Wholesale Life Insurance

Definition of 'Wholesale Life Insurance'


A type of employer-sponsored protection against the loss of income in the event the insured becomes deceased. Wholesale life insurance is a variation on group life insurance that is offered by employers. It differs from group life insurance in that employees apply for and own their own policies with wholesale life insurance.

In order for the employees to qualify for wholesale life insurance, the employer must pay at least part of the premiums. Wholesale insurance is available for groups as small as five individuals. Group life insurance applies to larger groups.

Investopedia explains 'Wholesale Life Insurance'


Wholesale life insurance policies are intended to provide life insurance coverage at a discount rate to a small group of employees. Employers often cover the premium costs associated with wholesale life insurance as part of its employee benefits package.

In addition, employers may provide a wholesale life insurance policy for its employees, and then allow the employees to purchase additional policies for their families (spouse and dependent children). In order to be eligible for wholesale life insurance, the company generally must have a minimum of five and a maximum of 50 employees.

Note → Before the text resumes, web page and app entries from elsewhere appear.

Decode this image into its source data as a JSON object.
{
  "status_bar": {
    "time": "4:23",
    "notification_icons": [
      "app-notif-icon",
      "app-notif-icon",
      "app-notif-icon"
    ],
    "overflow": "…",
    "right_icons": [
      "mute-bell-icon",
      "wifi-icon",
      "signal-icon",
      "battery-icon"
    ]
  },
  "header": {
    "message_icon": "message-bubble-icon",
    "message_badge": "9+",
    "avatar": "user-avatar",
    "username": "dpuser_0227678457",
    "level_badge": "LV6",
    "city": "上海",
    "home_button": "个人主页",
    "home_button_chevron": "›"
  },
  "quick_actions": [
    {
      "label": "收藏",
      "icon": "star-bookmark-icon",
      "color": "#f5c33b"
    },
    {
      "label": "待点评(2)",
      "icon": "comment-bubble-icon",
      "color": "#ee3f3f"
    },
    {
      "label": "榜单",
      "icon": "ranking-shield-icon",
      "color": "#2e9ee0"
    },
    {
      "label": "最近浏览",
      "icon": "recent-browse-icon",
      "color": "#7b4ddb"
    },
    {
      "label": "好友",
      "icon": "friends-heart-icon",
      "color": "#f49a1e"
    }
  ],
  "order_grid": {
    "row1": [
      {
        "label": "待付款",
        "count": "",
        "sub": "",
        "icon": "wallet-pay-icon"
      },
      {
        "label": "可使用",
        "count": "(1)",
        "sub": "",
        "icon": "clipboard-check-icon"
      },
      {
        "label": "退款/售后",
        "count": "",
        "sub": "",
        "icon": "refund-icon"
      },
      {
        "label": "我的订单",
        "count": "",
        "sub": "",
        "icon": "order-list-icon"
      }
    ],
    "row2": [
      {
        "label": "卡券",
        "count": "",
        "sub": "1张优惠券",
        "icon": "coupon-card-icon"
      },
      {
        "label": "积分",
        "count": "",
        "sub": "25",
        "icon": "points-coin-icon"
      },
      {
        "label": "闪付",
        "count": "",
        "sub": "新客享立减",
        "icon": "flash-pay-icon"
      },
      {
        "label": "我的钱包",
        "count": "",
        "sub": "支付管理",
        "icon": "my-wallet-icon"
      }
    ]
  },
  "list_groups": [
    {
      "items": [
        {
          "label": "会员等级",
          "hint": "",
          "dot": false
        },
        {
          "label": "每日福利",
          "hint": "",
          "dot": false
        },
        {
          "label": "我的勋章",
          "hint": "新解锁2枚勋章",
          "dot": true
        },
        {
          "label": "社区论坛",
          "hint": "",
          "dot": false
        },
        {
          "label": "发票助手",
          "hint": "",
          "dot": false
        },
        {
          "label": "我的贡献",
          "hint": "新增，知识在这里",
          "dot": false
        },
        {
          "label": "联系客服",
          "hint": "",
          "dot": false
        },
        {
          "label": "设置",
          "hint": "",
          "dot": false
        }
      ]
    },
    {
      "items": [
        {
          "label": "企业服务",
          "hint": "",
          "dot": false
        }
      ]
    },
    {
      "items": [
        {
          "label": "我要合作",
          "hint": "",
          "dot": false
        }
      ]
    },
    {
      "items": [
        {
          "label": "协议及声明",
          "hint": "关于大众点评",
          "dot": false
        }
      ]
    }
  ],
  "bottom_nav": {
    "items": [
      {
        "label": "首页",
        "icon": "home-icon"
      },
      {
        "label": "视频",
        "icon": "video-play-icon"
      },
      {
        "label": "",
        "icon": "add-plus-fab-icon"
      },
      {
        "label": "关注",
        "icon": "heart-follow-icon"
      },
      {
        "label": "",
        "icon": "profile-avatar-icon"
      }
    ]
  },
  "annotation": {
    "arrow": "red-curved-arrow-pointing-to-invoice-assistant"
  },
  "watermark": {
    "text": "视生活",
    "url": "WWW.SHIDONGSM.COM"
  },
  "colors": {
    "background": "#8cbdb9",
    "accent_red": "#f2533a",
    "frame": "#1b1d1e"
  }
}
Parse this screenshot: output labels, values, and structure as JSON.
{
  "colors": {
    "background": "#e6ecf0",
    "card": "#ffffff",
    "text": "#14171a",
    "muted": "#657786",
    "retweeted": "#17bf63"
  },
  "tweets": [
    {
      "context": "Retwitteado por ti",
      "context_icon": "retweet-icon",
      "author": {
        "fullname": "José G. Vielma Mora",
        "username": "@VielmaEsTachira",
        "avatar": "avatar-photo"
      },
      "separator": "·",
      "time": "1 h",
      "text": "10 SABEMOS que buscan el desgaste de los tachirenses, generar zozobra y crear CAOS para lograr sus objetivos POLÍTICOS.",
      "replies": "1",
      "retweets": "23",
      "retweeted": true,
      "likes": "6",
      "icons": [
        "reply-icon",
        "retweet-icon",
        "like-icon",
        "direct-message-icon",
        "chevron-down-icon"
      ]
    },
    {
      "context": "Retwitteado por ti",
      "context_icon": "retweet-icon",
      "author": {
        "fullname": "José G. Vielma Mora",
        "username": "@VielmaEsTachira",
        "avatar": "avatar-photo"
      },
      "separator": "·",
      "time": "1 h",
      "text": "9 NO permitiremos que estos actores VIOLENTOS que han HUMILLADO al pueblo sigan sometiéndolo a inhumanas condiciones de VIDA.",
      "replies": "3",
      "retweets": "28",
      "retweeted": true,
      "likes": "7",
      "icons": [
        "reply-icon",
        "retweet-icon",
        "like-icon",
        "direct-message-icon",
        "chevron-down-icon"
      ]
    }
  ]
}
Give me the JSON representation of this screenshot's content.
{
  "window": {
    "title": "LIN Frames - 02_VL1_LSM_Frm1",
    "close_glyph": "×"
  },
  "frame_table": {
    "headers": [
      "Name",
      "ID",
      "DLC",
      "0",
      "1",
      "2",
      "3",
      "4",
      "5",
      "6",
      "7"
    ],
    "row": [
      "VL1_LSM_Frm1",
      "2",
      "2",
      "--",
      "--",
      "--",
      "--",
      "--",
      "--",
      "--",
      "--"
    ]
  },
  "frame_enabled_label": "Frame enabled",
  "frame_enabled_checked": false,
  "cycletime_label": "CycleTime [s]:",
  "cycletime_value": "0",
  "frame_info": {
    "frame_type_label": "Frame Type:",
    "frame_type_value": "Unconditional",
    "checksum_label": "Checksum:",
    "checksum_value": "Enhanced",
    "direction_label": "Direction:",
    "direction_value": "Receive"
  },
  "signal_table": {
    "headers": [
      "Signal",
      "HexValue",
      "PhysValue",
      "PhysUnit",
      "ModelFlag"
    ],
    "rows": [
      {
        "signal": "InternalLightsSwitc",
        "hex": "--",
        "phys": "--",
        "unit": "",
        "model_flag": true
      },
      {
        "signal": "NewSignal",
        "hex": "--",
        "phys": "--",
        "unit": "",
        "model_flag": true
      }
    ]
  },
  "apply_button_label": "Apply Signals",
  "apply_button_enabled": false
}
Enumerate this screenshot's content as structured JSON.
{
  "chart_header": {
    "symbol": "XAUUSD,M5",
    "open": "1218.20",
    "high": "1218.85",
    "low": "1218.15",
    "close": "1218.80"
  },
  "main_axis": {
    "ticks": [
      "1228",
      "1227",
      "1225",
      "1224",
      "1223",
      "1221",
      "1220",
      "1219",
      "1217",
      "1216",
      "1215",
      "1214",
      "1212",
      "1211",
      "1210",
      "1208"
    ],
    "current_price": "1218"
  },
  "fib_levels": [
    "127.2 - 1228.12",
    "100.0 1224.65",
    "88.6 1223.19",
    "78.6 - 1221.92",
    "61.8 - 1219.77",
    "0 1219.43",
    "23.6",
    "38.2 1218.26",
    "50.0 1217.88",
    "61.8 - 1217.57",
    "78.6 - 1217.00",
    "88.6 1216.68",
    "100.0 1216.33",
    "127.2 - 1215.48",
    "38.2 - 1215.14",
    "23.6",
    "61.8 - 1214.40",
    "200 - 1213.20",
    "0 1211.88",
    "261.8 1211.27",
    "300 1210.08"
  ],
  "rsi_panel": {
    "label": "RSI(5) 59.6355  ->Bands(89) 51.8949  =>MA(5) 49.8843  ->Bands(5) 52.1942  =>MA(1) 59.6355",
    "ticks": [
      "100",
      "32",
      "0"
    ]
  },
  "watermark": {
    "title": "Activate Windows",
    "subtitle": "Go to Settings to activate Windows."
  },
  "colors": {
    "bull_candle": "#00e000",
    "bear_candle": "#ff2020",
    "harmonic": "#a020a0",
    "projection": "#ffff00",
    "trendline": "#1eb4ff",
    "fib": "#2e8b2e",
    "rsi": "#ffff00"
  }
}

comments powered by Disqus
Hot Definitions
  1. Federal Reserve Note

    The most accurate term used to describe the paper currency (dollar bills) circulated in the United States. These Federal Reserve Notes are printed by the U.S. Treasury at the instruction of the Federal Reserve member banks, who also act as the clearinghouse for local banks that need to increase or reduce their supply of cash on hand.
  2. Benchmark Bond

    A bond that provides a standard against which the performance of other bonds can be measured. Government bonds are almost always used as benchmark bonds. Also referred to as "benchmark issue" or "bellwether issue".
  3. Market Capitalization

    The total dollar market value of all of a company's outstanding shares. Market capitalization is calculated by multiplying a company's shares outstanding by the current market price of one share. The investment community uses this figure to determine a company's size, as opposed to sales or total asset figures.
  4. Oil Reserves

    An estimate of the amount of crude oil located in a particular economic region. Oil reserves must have the potential of being extracted under current technological constraints. For example, if oil pools are located at unattainable depths, they would not be considered part of the nation's reserves.
  5. Joint Venture - JV

    A business arrangement in which two or more parties agree to pool their resources for the purpose of accomplishing a specific task. This task can be a new project or any other business activity. In a joint venture (JV), each of the participants is responsible for profits, losses and costs associated with it.
  6. Aggregate Risk

    The exposure of a bank, financial institution, or any type of major investor to foreign exchange contracts - both spot and forward - from a single counterparty or client. Aggregate risk in forex may also be defined as the total exposure of an entity to changes or fluctuations in currency rates.
Trading Center